“Little things that can cost you an out, cost you a run and cost you a game,” he said.
The Marlins ranked 27th in the majors in runs scored last season. Bad baserunning wasn’t entirely to blame for the team’s scoring struggles. Poor situational hitting was the primary culprit.
In fact, the Marlins fared better than most in the baserunning department. According to baseballreference.com, only two teams had fewer runners identified as “out on base,” examples of which include being doubled off on a line drive and being thrown out trying to advance a base on a fly ball or hit.

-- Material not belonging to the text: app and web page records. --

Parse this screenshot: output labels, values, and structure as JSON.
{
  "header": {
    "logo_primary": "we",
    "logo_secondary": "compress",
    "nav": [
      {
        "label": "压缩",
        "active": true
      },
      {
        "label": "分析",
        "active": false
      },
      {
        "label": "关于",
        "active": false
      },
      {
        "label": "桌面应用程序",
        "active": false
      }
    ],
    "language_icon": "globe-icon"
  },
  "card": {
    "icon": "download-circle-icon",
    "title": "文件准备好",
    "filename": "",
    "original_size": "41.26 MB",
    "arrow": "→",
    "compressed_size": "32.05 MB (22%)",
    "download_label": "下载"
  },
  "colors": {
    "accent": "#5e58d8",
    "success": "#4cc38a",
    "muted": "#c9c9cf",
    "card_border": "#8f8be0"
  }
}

Still, Mattingly believes the Marlins need to do a better job on the base paths. And he said baserunning skills have steadily regressed over the years throughout the majors.

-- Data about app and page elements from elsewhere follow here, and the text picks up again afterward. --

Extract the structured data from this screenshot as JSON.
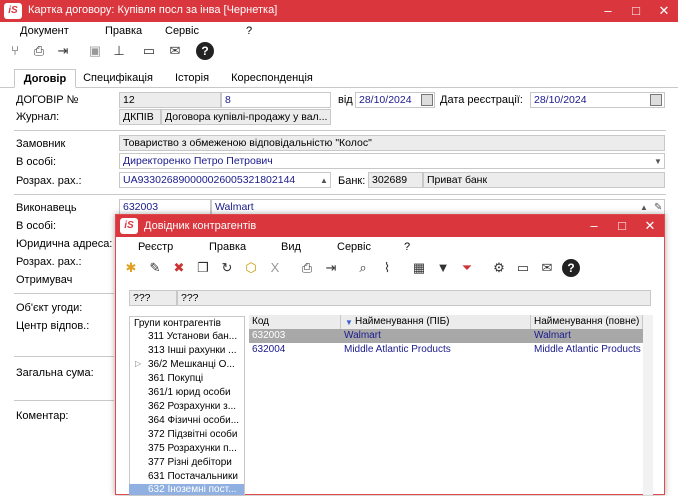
{
  "window": {
    "title": "Картка договору:  Купівля посл за інва [Чернетка]",
    "accent_color": "#d9363e"
  },
  "menu": [
    "Документ",
    "Правка",
    "Сервіс",
    "?"
  ],
  "toolbar_icons": [
    "split-icon",
    "print-icon",
    "exit-icon",
    "save-icon",
    "tree-icon",
    "form-icon",
    "mail-icon",
    "help-icon"
  ],
  "tabs": [
    "Договір",
    "Специфікація",
    "Історія",
    "Кореспонденція"
  ],
  "form": {
    "contract_no_label": "ДОГОВІР №",
    "contract_no_1": "12",
    "contract_no_2": "8",
    "date_from_label": "від",
    "date_from": "28/10/2024",
    "reg_date_label": "Дата реєстрації:",
    "reg_date": "28/10/2024",
    "journal_label": "Журнал:",
    "journal_code": "ДКПІВ",
    "journal_name": "Договора купівлі-продажу у вал...",
    "customer_label": "Замовник",
    "customer_value": "Товариство з обмеженою відповідальністю \"Колос\"",
    "in_person_label": "В особі:",
    "in_person_value": "Директоренко Петро Петрович",
    "account_label": "Розрах. рах.:",
    "account_value": "UA933026890000026005321802144",
    "bank_label": "Банк:",
    "bank_code": "302689",
    "bank_name": "Приват банк",
    "executor_label": "Виконавець",
    "executor_code": "632003",
    "executor_name": "Walmart",
    "in_person2_label": "В особі:",
    "legal_address_label": "Юридична адреса:",
    "account2_label": "Розрах. рах.:",
    "recipient_label": "Отримувач",
    "subject_label": "Об'єкт угоди:",
    "center_label": "Центр відпов.:",
    "total_label": "Загальна сума:",
    "comment_label": "Коментар:"
  },
  "modal": {
    "title": "Довідник контрагентів",
    "menu": [
      "Реєстр",
      "Правка",
      "Вид",
      "Сервіс",
      "?"
    ],
    "toolbar_icons": [
      "new-icon",
      "edit-icon",
      "delete-icon",
      "copy-icon",
      "refresh-icon",
      "package-icon",
      "excel-icon",
      "print-icon",
      "exit-icon",
      "search-icon",
      "attach-icon",
      "grid-icon",
      "filter-icon",
      "filter-clear-icon",
      "settings-icon",
      "form-icon",
      "mail-icon",
      "help-icon"
    ],
    "filter_1": "???",
    "filter_2": "???",
    "groups_header": "Групи контрагентів",
    "groups": [
      "311 Установи бан...",
      "313 Інші рахунки ...",
      "36/2 Мешканці О...",
      "361 Покупці",
      "361/1 юрид особи",
      "362 Розрахунки з...",
      "364 Фізичні особи...",
      "372 Підзвітні особи",
      "375 Розрахунки п...",
      "377 Різні дебітори",
      "631 Постачальники",
      "632 Іноземні пост..."
    ],
    "columns": [
      "Код",
      "Найменування (ПІБ)",
      "Найменування (повне)"
    ],
    "rows": [
      {
        "code": "632003",
        "name": "Walmart",
        "full": "Walmart"
      },
      {
        "code": "632004",
        "name": "Middle Atlantic Products",
        "full": "Middle Atlantic Products"
      }
    ]
  }
}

“No question,” he said. “It’s all over the league. I’d tell [bench coach Tim Wallach] while sitting on the bench, ‘I’m tired of complaining about it myself. So if I don’t do something about it, it’s my fault.’ ”
After last season, Mattingly told Marlins president of baseball operations Michael Hill that he intended to ramp on baserunning instruction during spring training.
“I told Mike and them, I’m tired of complaining about it,” he said. “I’m going to try to do something.”
Mattingly had the Marlins video staff put together an instructional tape showing both good and bad examples of baserunning. He enlisted the services of veteran outfielder Ichiro Suzuki, an outstanding baserunner, to offer comment.
“We’ve emphasized baserunning period,” he said. “We just tried a little different approach this year. We put a video together, just kind of a template for baserunning. It’s nothing guys haven’t done. We just think more visual learning will help us more than just talking it.”
Miguel Rojas was dazed when struck in the head with a thrown ball on Tuesday and was scheduled to undergo a concussion test.
“I was feeling dizzy and kind of uncomfortable,” Rojas said.
Rojas was playing shortstop when the throw by catcher Tomas Telis on a stolen-base attempt skipped off the turf and struck him in the head. Rojas was on the ground for about a minute before getting up and returning to the clubhouse for treatment.
“I was trying to block the ball, keep it in front of me,” Rojas said. “The hop was weird, hit me on the side of the head.”
Rojas said he probably could have continued playing had it been a regular-season game. But because it’s spring training, he thought it best to be safe and left the game.
“I could have played,” Rojas said. “But it’s something you have to take care of.”
▪ Catcher A.J. Ellis is close to returning from a hamstring injury. “We’re thinking after this off day [Wednesday], that we’ll be pretty close to him looking like a regular guy again,” Mattingly said. “So he’ll starting up building toward games without any setbacks.”
▪ Reliever Brad Ziegler left camp for a couple of days in order to attend to a family matter.
▪ Wednesday: No game.
▪ Thursday: Marlins LHP Dillon Peters at Washington Nationals TBA, 1:05 p.m., West Palm Beach.